This Was a Good Movie, but There Weren’t Enough People of Color in It, so It’s a Bad Movie
Adam Driver as Jacques le Gris (left), and Matt Damon as Jean de Carrouges (right)
Starving for good movies this second year of the pandemic, I came across The Last Duel, Ridley Scott’s new tale of rape and revenge. The story features two noblemen in 14th-century France, Jean de Carrouges (Matt Damon), and his old friend and comrade-at-arms, Jacques le Gris (Adam Driver), whose friendship turns to bitter acrimony at the instigation of their liege lord, Count Pierre d’Alencon (Ben Affleck), who favors the latter but hates the former. Things come to a boil when Jacques becomes besotted with Jean’s wife, the Lady Marguerite (Jodie Comer), and rapes her. Seeking justice, Marguerite and Jean openly accuse Jacques (who denies the charge), and Jean challenges him to a duel to the death. Since God is believed to favor the one telling the truth, if Jean wins, Jacques will be deemed to have been guilty; if not, Marguerite will be deemed to have made a false accusation and will be burned at the stake as punishment.
There are many great things about this movie. The plot is engaging, intricate, and layered, with some surprising twists and turns, the storytelling deft and masterful. The film’s production values, costume design, and music are excellent, and the medieval world it reconstructs, one in which justice is often decided by the sword and women are viewed as property, is utterly convincing.
Unfortunately, though, this movie suffers from a fatal flaw: the complete absence of People of Color. Jodie Comer gave a powerful performance as Marguerite, an intelligent and redoubtable woman struggling for her own measure of happiness in a patriarchal society, but the best acting in the world could not make up for her overwhelming whiteness. She is dazzling in this film, but her beauty is that of white beauty standards imposed upon Black and brown women. Matt Damon may have been spectacular as Jean, Marguerite’s grim, flawed husband, riven with sexism, honor, and injured pride, but why couldn’t the role have gone to a Black man instead (or better yet, a Black woman)? This movie raises many important issues, but all I could think about whilst watching it was “WHERE ARE THE PEOPLE OF COLOR? WHY AREN’T THERE ANY PEOPLE OF COLOR IN THIS? WHY DO WE HAVE TO WATCH YET ANOTHER MOVIE ABOUT WHITE PEOPLE?” The dialogue might have been good, but, honestly, I couldn’t really concentrate on it past the rage-headache I was having. This movie has been praised for being a skillful study in perspectives – the film is split into three parts, showing the story from Jean, Jacques, and Marguerite’s perspectives in turn, each offering their own, often differing, version of events – but the perspective of People of Color is nowhere to be seen.
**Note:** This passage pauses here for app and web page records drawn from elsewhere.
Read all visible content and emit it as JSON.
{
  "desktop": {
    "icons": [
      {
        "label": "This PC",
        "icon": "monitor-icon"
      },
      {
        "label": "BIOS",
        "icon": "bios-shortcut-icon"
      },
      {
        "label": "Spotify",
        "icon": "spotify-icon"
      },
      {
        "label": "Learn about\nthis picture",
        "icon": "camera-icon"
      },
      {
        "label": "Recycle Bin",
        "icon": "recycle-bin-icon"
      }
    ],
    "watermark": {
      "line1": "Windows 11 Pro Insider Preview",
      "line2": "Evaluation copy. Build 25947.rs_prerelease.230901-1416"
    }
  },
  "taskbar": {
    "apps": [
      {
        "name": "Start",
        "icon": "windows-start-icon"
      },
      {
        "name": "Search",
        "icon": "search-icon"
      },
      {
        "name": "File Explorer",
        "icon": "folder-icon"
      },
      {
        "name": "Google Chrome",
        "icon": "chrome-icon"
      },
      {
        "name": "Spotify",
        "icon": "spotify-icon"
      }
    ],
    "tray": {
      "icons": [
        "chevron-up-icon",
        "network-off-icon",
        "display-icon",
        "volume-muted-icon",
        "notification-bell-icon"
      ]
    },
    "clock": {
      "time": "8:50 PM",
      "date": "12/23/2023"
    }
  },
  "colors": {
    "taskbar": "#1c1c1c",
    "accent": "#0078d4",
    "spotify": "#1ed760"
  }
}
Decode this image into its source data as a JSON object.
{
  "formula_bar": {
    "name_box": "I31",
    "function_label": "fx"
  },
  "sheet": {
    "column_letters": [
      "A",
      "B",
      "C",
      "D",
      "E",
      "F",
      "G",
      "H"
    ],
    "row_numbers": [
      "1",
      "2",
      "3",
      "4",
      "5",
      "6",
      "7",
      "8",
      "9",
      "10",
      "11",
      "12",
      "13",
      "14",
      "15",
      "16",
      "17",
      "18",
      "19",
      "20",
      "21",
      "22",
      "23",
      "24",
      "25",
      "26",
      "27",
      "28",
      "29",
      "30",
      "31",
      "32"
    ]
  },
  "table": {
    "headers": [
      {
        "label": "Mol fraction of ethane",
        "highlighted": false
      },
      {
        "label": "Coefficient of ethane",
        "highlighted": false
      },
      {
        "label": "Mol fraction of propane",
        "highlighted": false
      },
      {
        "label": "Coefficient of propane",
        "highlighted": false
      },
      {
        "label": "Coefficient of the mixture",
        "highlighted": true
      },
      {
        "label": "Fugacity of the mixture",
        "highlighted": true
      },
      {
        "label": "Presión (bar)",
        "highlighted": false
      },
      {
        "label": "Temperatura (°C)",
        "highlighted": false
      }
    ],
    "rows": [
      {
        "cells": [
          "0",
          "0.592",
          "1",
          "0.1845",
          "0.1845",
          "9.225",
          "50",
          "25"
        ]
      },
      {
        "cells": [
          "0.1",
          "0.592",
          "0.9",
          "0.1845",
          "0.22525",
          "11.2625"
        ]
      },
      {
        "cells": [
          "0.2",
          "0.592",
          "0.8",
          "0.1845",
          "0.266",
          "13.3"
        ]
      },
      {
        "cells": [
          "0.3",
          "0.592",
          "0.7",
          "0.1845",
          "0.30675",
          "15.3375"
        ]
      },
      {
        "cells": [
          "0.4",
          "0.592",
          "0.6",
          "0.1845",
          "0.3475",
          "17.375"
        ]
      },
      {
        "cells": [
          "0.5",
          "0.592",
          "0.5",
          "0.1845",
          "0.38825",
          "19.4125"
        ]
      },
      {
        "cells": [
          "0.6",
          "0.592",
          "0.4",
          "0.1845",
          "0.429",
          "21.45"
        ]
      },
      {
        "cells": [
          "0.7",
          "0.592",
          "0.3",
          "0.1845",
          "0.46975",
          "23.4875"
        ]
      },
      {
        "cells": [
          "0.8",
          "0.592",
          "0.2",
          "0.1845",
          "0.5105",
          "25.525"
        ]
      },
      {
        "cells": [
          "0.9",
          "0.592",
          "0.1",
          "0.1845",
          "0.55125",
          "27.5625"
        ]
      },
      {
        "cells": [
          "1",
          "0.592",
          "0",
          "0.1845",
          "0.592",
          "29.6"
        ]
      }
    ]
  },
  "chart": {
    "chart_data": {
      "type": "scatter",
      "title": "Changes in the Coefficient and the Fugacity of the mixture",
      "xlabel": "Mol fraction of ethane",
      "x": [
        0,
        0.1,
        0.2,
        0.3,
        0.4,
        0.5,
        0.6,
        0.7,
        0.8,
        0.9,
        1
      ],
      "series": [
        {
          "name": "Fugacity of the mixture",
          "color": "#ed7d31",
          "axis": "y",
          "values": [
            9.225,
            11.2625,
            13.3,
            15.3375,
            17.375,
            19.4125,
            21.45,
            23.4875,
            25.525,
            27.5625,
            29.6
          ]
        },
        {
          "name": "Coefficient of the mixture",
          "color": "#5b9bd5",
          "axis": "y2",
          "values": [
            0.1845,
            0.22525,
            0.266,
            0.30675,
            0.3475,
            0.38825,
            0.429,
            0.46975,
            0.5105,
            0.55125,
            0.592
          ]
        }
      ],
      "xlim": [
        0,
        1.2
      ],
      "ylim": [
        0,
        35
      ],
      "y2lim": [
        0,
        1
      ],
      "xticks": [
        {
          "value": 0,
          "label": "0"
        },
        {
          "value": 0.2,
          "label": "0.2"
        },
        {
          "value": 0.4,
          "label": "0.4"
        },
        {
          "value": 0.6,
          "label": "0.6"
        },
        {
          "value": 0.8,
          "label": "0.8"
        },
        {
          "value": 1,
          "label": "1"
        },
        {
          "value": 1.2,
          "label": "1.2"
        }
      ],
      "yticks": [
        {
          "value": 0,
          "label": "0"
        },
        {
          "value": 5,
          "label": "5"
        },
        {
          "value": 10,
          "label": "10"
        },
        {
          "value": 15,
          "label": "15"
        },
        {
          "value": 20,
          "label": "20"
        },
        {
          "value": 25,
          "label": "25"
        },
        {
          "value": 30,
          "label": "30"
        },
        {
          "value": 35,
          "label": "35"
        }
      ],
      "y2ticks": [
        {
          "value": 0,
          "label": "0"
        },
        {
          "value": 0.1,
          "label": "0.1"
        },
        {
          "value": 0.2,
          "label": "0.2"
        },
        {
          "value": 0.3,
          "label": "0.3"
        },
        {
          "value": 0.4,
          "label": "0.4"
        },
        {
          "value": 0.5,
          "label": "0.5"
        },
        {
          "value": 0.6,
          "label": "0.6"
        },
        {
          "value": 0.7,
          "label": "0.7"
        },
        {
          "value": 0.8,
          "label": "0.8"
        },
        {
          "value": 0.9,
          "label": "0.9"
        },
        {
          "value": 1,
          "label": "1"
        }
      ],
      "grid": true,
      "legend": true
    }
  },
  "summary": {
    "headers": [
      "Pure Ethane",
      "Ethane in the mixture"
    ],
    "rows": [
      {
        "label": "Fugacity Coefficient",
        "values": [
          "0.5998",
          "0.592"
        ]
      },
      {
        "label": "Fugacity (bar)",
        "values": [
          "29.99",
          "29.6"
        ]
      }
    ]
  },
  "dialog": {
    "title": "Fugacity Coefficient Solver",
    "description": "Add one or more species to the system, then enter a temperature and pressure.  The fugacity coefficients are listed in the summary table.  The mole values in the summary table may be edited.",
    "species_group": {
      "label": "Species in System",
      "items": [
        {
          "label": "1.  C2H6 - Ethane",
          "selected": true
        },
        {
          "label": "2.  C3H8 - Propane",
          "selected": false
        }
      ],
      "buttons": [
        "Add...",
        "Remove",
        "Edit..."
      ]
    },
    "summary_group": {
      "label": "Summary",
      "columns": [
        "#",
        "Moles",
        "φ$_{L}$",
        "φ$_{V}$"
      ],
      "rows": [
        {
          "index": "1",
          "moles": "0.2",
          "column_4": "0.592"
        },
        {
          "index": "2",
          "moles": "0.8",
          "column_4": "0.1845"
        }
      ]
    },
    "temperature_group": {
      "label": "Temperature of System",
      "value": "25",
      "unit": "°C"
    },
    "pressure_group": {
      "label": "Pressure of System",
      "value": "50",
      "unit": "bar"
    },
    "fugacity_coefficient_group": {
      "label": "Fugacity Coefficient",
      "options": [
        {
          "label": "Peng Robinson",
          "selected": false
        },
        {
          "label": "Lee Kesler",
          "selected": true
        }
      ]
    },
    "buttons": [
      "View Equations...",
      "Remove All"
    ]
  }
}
Jodie Comer as the Lady Marguerite. A wonderful, but white, actress.
It’s mindboggling how, in this day and age, some people actually thought it was ok to make a movie starring an exclusively white cast. It’s sickening to see people pull shit like this and hide behind lame excuses like “this film is based on true events and there just weren’t many People of Color in 14th-century France.” We know such arguments for “historical realism” and “fidelity to the source material” for what they are – racist excuses to exclude People of Color. This film is basically an appendage of White Power, raping the souls of People of Color, just like how Jacques raped Marguerite.
The screenwriters of this film were Matt Damon, Ben Affleck, and Nicole Holofcener who are, as it turns out, also all white. Despite its so-called “merits,” I cannot recommend their movie. Since there are 0 People of Color in it, I give their film 0 stars out of 5, and may God have mercy on their souls.